Problem to solve: Word for word, please copy the line containing "Enumerate this screenshot's" and all lines after it in the entries below, and only those, leaving every picture out.
+ + + +
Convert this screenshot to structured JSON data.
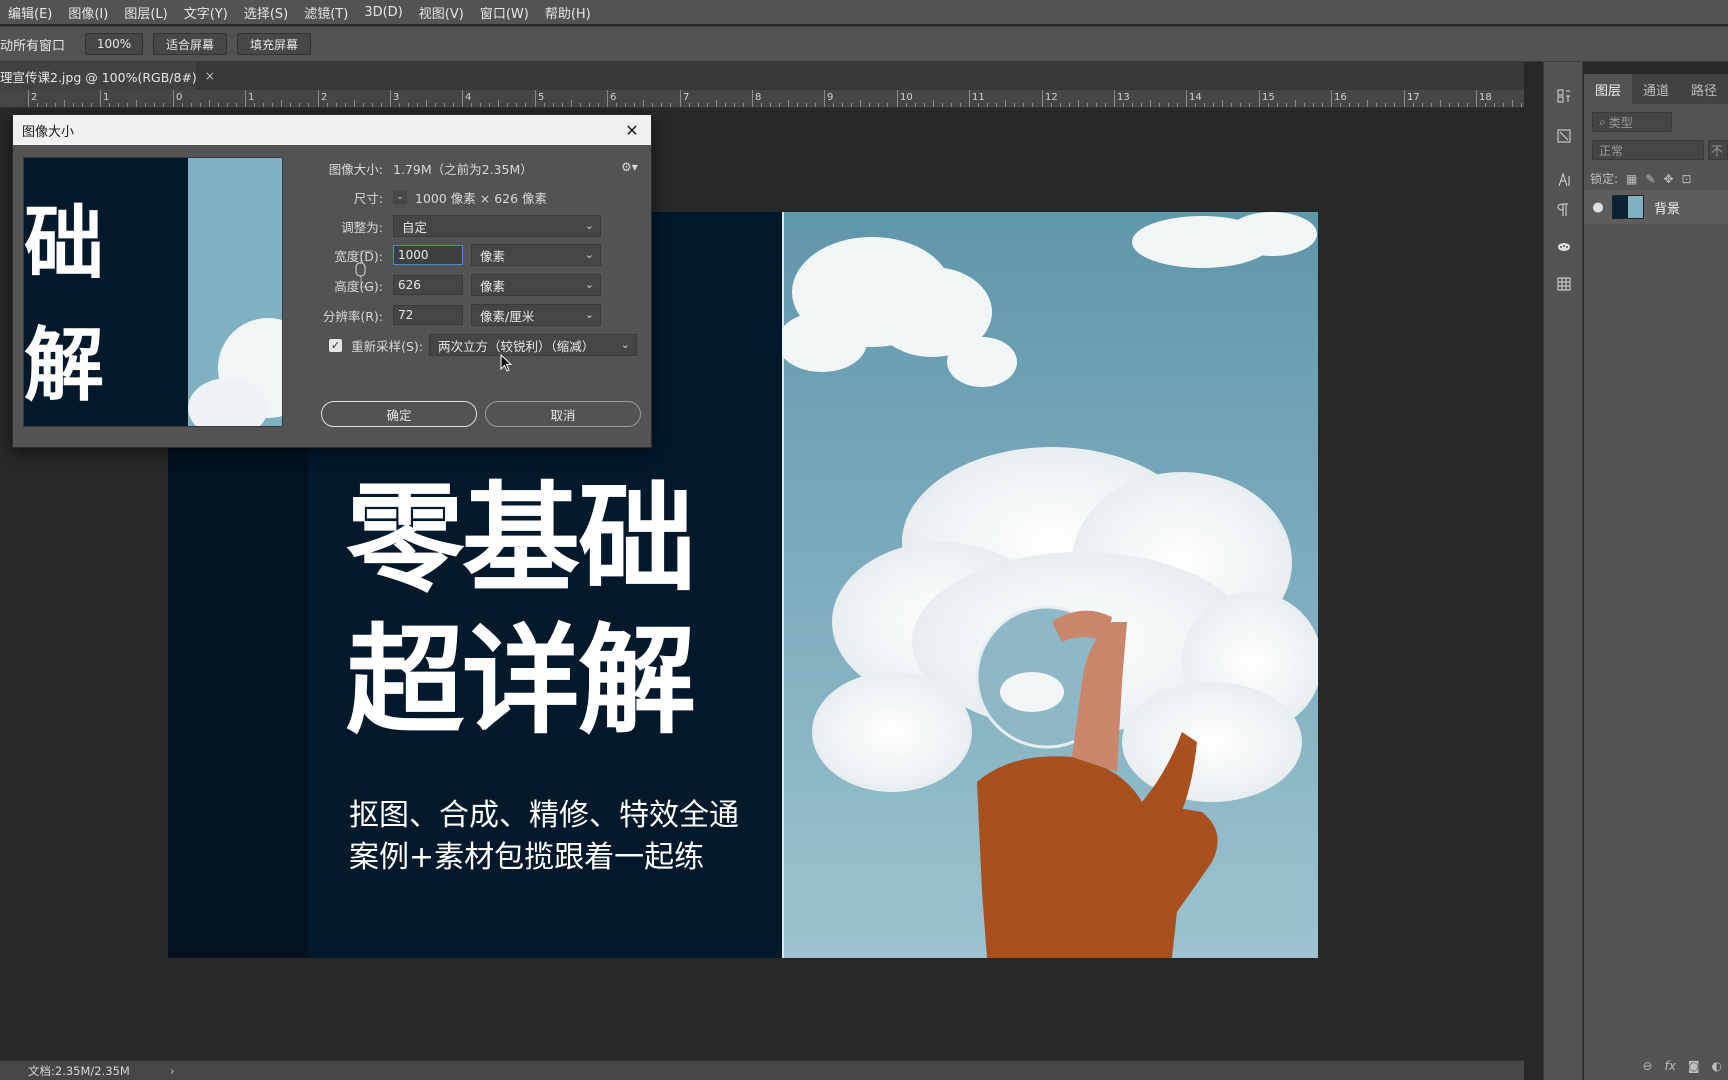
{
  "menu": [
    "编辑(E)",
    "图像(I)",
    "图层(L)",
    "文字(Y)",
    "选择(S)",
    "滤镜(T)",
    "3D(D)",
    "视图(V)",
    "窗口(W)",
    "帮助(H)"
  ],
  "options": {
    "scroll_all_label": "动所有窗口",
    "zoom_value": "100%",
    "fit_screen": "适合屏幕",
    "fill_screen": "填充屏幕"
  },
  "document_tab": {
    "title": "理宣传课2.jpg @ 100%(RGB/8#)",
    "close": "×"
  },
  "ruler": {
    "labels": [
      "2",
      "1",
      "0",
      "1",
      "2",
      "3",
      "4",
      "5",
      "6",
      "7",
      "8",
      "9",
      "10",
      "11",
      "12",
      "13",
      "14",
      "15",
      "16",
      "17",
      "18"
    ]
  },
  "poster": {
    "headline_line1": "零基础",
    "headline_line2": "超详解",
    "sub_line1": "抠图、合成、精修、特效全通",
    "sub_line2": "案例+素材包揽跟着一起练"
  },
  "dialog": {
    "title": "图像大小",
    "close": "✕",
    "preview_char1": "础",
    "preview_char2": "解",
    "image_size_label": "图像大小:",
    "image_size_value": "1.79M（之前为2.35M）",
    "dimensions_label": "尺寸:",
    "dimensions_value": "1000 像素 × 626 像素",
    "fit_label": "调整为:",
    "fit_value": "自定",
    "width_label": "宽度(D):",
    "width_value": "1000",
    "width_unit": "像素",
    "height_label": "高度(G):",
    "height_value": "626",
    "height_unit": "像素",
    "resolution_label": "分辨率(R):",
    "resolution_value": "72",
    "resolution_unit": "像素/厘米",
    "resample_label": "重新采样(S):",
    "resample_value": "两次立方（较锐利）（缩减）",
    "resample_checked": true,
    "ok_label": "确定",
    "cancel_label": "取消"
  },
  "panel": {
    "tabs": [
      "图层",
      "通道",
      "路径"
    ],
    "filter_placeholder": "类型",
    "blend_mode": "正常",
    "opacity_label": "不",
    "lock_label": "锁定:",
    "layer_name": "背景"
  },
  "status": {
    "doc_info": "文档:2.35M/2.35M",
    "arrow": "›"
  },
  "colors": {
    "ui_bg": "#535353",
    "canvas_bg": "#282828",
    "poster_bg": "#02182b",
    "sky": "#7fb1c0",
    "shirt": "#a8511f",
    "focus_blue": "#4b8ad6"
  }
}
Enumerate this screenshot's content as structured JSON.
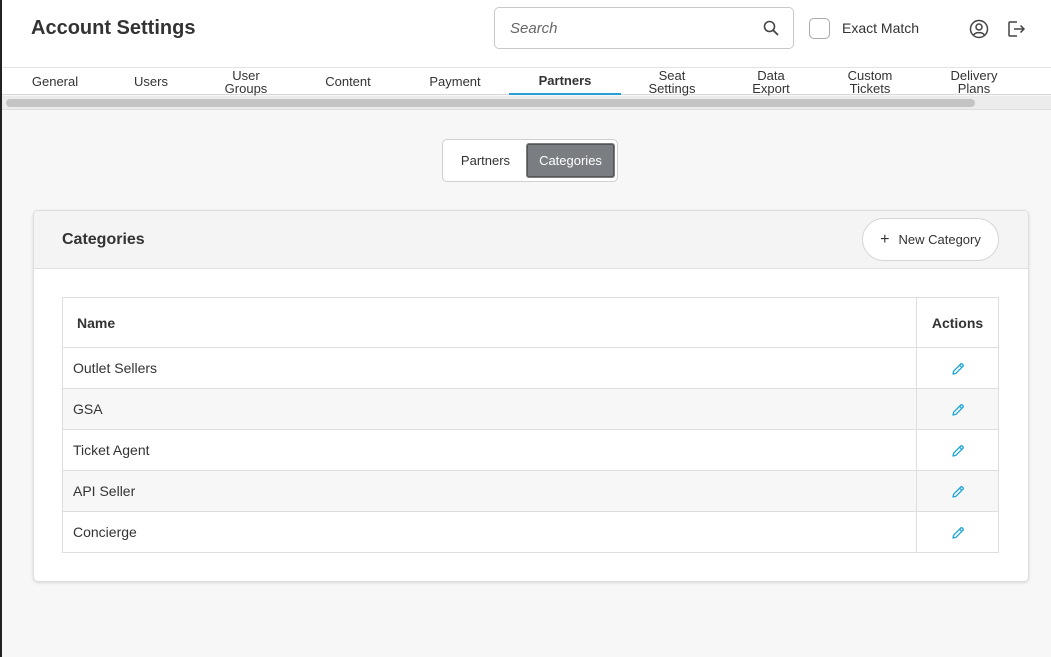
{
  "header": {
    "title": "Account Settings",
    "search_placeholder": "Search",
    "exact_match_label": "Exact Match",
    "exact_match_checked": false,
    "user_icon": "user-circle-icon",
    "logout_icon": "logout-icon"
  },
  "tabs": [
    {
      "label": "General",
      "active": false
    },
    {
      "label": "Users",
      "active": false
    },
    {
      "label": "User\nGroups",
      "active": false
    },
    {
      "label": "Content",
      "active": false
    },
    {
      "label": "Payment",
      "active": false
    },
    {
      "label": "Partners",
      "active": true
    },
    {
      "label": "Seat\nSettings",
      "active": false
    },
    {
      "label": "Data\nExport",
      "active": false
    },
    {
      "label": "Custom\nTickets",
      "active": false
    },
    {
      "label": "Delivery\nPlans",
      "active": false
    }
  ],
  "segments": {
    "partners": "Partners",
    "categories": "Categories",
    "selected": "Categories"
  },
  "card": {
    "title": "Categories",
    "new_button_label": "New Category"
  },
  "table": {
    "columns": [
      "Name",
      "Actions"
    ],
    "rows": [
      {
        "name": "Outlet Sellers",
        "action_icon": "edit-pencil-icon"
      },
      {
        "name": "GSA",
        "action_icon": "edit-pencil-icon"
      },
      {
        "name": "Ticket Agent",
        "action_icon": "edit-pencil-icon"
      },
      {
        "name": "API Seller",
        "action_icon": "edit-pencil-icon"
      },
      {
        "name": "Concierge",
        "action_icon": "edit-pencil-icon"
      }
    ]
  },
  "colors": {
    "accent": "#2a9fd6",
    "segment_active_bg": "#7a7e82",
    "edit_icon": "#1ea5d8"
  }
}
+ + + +
Output of the exercise:
Enumerate this screenshot's content as structured JSON.
{
  "header": {
    "title": "Account Settings",
    "search_placeholder": "Search",
    "exact_match_label": "Exact Match",
    "exact_match_checked": false,
    "user_icon": "user-circle-icon",
    "logout_icon": "logout-icon"
  },
  "tabs": [
    {
      "label": "General",
      "active": false
    },
    {
      "label": "Users",
      "active": false
    },
    {
      "label": "User\nGroups",
      "active": false
    },
    {
      "label": "Content",
      "active": false
    },
    {
      "label": "Payment",
      "active": false
    },
    {
      "label": "Partners",
      "active": true
    },
    {
      "label": "Seat\nSettings",
      "active": false
    },
    {
      "label": "Data\nExport",
      "active": false
    },
    {
      "label": "Custom\nTickets",
      "active": false
    },
    {
      "label": "Delivery\nPlans",
      "active": false
    }
  ],
  "segments": {
    "partners": "Partners",
    "categories": "Categories",
    "selected": "Categories"
  },
  "card": {
    "title": "Categories",
    "new_button_label": "New Category"
  },
  "table": {
    "columns": [
      "Name",
      "Actions"
    ],
    "rows": [
      {
        "name": "Outlet Sellers",
        "action_icon": "edit-pencil-icon"
      },
      {
        "name": "GSA",
        "action_icon": "edit-pencil-icon"
      },
      {
        "name": "Ticket Agent",
        "action_icon": "edit-pencil-icon"
      },
      {
        "name": "API Seller",
        "action_icon": "edit-pencil-icon"
      },
      {
        "name": "Concierge",
        "action_icon": "edit-pencil-icon"
      }
    ]
  },
  "colors": {
    "accent": "#2a9fd6",
    "segment_active_bg": "#7a7e82",
    "edit_icon": "#1ea5d8"
  }
}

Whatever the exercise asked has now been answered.